[1] Compare, similarly, Isaiah’s explanation for Assyria’s power and triumph over Israel (Isaiah 7:18-19; 10:5-6).
[2] See BDB, p. 611.
[3] Ibn Ezra translates hate or forsake. See also Moshkovitz, Eikha, p. 13
[4] See Radak in his Sefer Shorashim on the root of the word ni’eir.
[5] Linguistic similarities that connect the first part of this chapter to II Samuel 7 abound, evoking the chapter that contains God’s covenantal promises to David. See, for example, Tehillim 89:27-28, 33 and II Samuel 7:14; Tehillim 89:34 and II Samuel 7:15-16; Tehillim 89:4, 21 and II Samuel 7:5, 8, 26.
[6] Based on similar references in other places in Ibn Ezra’s commentary, some scholars suggest that Ibn Ezra refers to R. Yehuda Halevi, author of the Kuzari. See N. Elyakim, “Heksherim ben R. Yehuda Ha-Levi Ve-Rabbi A. Ibn Ezra Be-Parshanut Ha-Mikra,” Shema’atin (1998) pp. 85-103 [Hebrew].
[7] The word umlal often appears in conjunction with the word mourn, suggesting a similar or parallel meaning (see e.g. Isaiah 33:9; Jeremiah 14:2; Hosea 4:3). BDB, p. 51 offers two suggested meanings, languish or feeble. It is difficult, based on context alone, to select which is the better meaning in the various biblical passages. In biblical passages, the word variously describes the mourning\languishing of the produce, the land, the gates of the city, or humans. The context often involves food and children (see, for example, Joel 1:10; Isaiah 19:8; Jeremiah 15:9). The usage of the word commonly evokes dashed hopes or expectations. For example, Jeremiah 14:2 describes the mourning (umlalu) of Judah’s gates, once the center of its bustling trade and economic activity. Likewise, in our verse, Jerusalem’s physical edifices mourn in contrast to their previous strength and perceived immutability.
[8] Jeremiah also uses the verb chashav to portray God’s premeditated decision to destroy Judah and Jerusalem (Jeremiah 18:11, 26:3, 36:3). In a positive reversal, Jeremiah (29:11) uses the word chashav to describe God contemplating and planning Judah’s redemption.
[9] For a similar usage, see II Kings 21:13; Isaiah 28:17. See also Amos 7:7-9.
[10] The phrase tohu va-vohu recalls primordial chaos, prior to God’s creative structuring of the world (sometimes described with the same verb used here, nata. See e.g. Isaiah 40:22; 44:24; Jeremiah 10:12; 51:15). Thus, God, Who created the world, maintains the right to destroy it when it is no longer fulfilling its purpose.
[11] Several chapters in the book of Tehillim dwell on the city of Jerusalem, describing her structure, beauty, and religious significance (see chs. 46, 48, 50, 76, 84, 87, 122). Scholars refer to these chapters as “Zion Psalms” (e.g. Albrektson, pp. 224-230; Berlin, p. 25). The first half of this chapter constitutes the unravelling of the idyllic description of Jerusalem, the diametrical opposite of the so-called “Zion Psalms.”

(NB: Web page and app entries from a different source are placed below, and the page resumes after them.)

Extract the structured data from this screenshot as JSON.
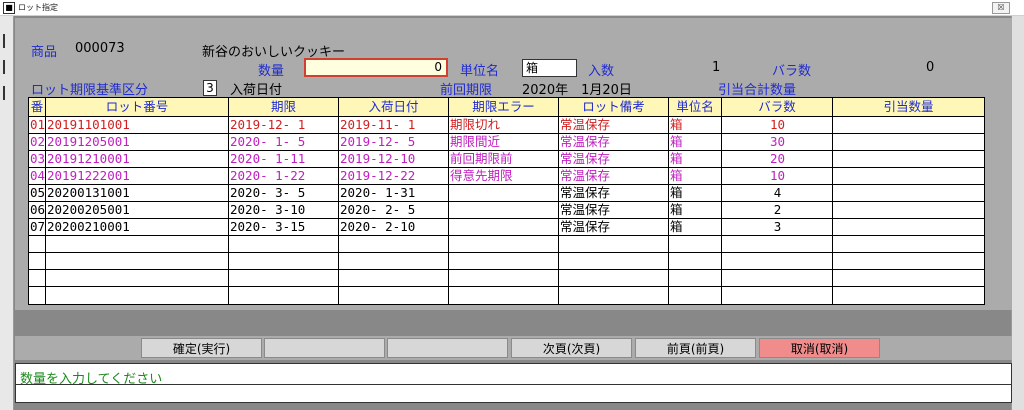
{
  "window": {
    "title": "ロット指定",
    "close_label": "☒"
  },
  "product": {
    "label": "商品",
    "code": "000073",
    "name": "新谷のおいしいクッキー"
  },
  "qty": {
    "label": "数量",
    "value": "0"
  },
  "unit": {
    "label": "単位名",
    "value": "箱"
  },
  "irisu": {
    "label": "入数",
    "value": "1"
  },
  "bara": {
    "label": "バラ数",
    "value": "0"
  },
  "lot_basis": {
    "label": "ロット期限基準区分",
    "value": "3",
    "text": "入荷日付"
  },
  "prev_limit": {
    "label": "前回期限",
    "value": "2020年　1月20日"
  },
  "alloc_total": {
    "label": "引当合計数量"
  },
  "grid": {
    "headers": [
      "番",
      "ロット番号",
      "期限",
      "入荷日付",
      "期限エラー",
      "ロット備考",
      "単位名",
      "バラ数",
      "引当数量"
    ],
    "rows": [
      {
        "no": "01",
        "lot": "20191101001",
        "limit": "2019-12- 1",
        "arrival": "2019-11- 1",
        "error": "期限切れ",
        "note": "常温保存",
        "unit": "箱",
        "bara": "10",
        "alloc": "",
        "color": "#d02020"
      },
      {
        "no": "02",
        "lot": "20191205001",
        "limit": "2020- 1- 5",
        "arrival": "2019-12- 5",
        "error": "期限間近",
        "note": "常温保存",
        "unit": "箱",
        "bara": "30",
        "alloc": "",
        "color": "#c020c0"
      },
      {
        "no": "03",
        "lot": "20191210001",
        "limit": "2020- 1-11",
        "arrival": "2019-12-10",
        "error": "前回期限前",
        "note": "常温保存",
        "unit": "箱",
        "bara": "20",
        "alloc": "",
        "color": "#c020c0"
      },
      {
        "no": "04",
        "lot": "20191222001",
        "limit": "2020- 1-22",
        "arrival": "2019-12-22",
        "error": "得意先期限",
        "note": "常温保存",
        "unit": "箱",
        "bara": "10",
        "alloc": "",
        "color": "#c020c0"
      },
      {
        "no": "05",
        "lot": "20200131001",
        "limit": "2020- 3- 5",
        "arrival": "2020- 1-31",
        "error": "",
        "note": "常温保存",
        "unit": "箱",
        "bara": "4",
        "alloc": "",
        "color": "#000000"
      },
      {
        "no": "06",
        "lot": "20200205001",
        "limit": "2020- 3-10",
        "arrival": "2020- 2- 5",
        "error": "",
        "note": "常温保存",
        "unit": "箱",
        "bara": "2",
        "alloc": "",
        "color": "#000000"
      },
      {
        "no": "07",
        "lot": "20200210001",
        "limit": "2020- 3-15",
        "arrival": "2020- 2-10",
        "error": "",
        "note": "常温保存",
        "unit": "箱",
        "bara": "3",
        "alloc": "",
        "color": "#000000"
      }
    ],
    "empty_rows": 4
  },
  "buttons": {
    "confirm": "確定(実行)",
    "blank1": "",
    "blank2": "",
    "next": "次頁(次頁)",
    "prev": "前頁(前頁)",
    "cancel": "取消(取消)"
  },
  "status": {
    "message": "数量を入力してください"
  }
}
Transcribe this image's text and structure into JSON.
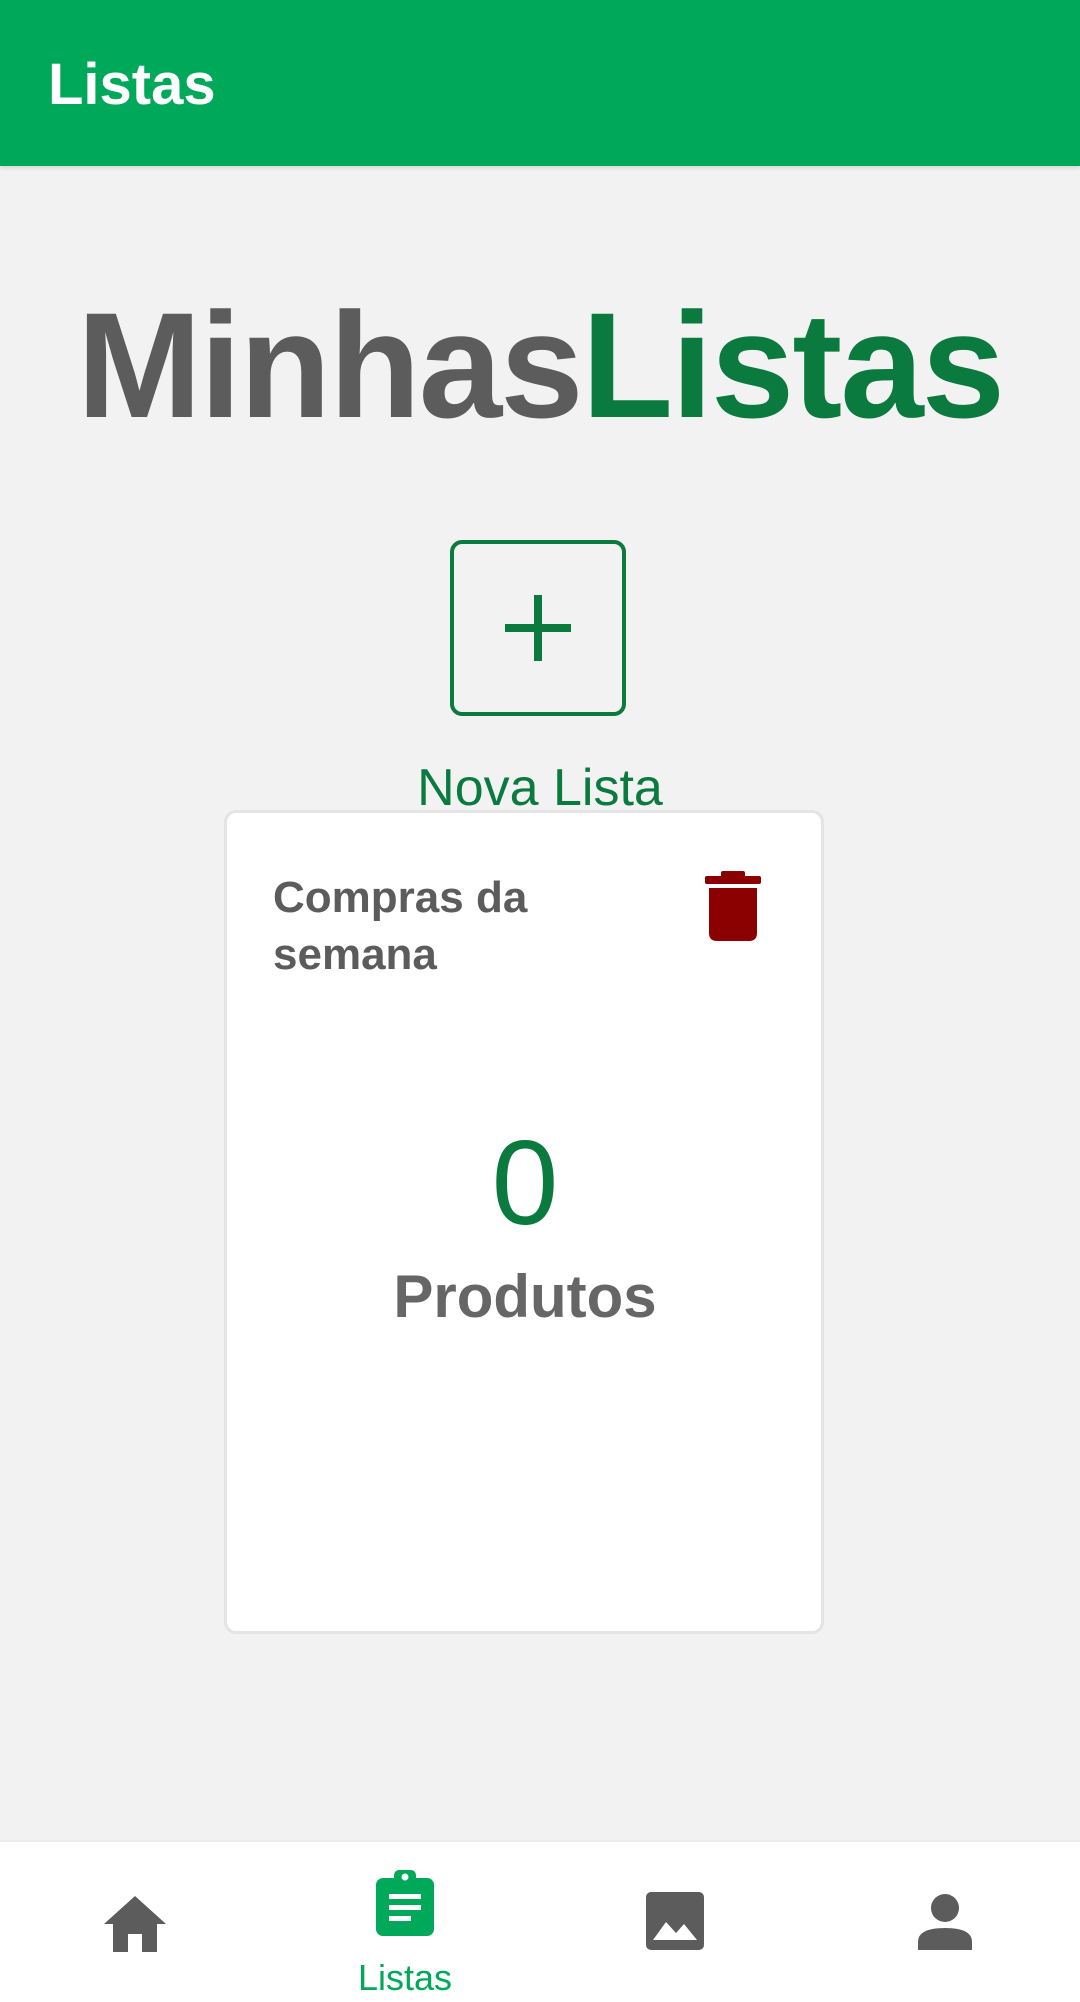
{
  "appbar": {
    "title": "Listas"
  },
  "hero": {
    "word1": "Minhas",
    "word2": "Listas"
  },
  "add_list": {
    "label": "Nova Lista"
  },
  "lists": [
    {
      "title": "Compras da semana",
      "count": "0",
      "count_label": "Produtos"
    }
  ],
  "bottom_nav": {
    "items": [
      {
        "icon": "home-icon",
        "label": ""
      },
      {
        "icon": "clipboard-list-icon",
        "label": "Listas",
        "active": true
      },
      {
        "icon": "image-icon",
        "label": ""
      },
      {
        "icon": "person-icon",
        "label": ""
      }
    ]
  },
  "colors": {
    "primary": "#00a85a",
    "dark_green": "#0b7a3e",
    "text_gray": "#5c5c5c",
    "delete_red": "#8b0000",
    "icon_gray": "#5c5c5c"
  }
}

[12] Although there are different ways to interpret this verse, the above translation is based on the explanation of both Ibn Ezra and Radak on Tehillim 122:3.

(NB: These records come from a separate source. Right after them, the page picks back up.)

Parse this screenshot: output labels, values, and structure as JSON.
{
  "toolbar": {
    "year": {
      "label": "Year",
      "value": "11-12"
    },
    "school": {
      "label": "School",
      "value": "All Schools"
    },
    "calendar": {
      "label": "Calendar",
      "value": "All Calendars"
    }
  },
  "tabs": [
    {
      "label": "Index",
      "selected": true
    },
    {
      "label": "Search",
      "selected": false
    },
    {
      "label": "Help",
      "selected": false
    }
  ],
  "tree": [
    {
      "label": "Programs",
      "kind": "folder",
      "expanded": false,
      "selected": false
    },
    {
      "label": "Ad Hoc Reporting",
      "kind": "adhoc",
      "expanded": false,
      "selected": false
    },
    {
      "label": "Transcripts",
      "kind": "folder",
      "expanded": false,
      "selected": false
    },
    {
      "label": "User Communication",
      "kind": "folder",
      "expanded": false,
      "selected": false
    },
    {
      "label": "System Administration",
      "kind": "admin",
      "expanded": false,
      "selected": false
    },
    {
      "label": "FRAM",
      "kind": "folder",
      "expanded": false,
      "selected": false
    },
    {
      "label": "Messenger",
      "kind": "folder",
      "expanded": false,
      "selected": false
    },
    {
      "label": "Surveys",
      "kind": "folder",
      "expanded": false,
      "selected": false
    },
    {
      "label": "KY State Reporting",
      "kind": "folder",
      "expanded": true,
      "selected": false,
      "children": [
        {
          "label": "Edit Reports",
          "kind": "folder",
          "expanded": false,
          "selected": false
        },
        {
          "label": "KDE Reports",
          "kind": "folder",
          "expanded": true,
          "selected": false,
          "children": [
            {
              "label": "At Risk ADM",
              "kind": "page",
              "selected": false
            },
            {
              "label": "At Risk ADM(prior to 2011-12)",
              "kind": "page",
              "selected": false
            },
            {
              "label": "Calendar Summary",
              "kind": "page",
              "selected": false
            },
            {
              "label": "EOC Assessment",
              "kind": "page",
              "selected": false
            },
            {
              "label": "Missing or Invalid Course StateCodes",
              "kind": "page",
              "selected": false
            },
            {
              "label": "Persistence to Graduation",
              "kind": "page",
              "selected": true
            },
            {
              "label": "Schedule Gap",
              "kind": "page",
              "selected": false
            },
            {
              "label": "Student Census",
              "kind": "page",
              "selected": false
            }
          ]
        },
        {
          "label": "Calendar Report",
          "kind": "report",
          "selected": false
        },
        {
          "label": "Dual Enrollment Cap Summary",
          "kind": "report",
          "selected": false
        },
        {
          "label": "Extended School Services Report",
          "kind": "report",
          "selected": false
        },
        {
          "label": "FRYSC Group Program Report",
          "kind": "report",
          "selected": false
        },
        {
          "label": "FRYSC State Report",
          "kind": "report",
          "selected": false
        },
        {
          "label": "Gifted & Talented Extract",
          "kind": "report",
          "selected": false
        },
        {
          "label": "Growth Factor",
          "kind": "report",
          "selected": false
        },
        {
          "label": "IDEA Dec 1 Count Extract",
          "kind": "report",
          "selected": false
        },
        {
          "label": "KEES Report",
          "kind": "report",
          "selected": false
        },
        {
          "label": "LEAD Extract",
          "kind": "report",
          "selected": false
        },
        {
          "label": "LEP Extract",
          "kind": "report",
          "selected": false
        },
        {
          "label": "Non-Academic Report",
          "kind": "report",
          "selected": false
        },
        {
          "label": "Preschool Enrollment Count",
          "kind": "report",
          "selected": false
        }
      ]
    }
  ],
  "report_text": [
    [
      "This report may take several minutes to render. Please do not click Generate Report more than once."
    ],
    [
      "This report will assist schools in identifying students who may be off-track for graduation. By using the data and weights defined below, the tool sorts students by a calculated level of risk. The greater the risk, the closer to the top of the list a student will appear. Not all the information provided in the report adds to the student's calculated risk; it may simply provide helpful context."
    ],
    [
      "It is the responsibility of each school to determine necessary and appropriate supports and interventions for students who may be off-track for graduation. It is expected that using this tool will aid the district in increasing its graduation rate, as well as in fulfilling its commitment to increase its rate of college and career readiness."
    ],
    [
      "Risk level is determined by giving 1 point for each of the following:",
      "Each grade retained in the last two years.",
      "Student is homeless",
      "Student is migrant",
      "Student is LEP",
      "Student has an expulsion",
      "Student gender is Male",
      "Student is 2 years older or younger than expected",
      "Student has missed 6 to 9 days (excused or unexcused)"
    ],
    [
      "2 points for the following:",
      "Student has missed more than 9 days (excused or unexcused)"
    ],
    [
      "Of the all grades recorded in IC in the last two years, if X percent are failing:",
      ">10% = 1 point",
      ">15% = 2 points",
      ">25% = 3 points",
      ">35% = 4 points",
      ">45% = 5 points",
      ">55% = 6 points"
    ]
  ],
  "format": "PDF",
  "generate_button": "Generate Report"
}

[13] This personification of the city is common, as we have already seen in our discussion of chapter 1. Jeremiah 14:2 (and Isaiah 3:26) also employs the description of Jerusalem’s gates mourning. Nevertheless, Rasag does not accept this anthropological description of the city, explaining that this verse refers to the mourning of the people on the rampart and wall.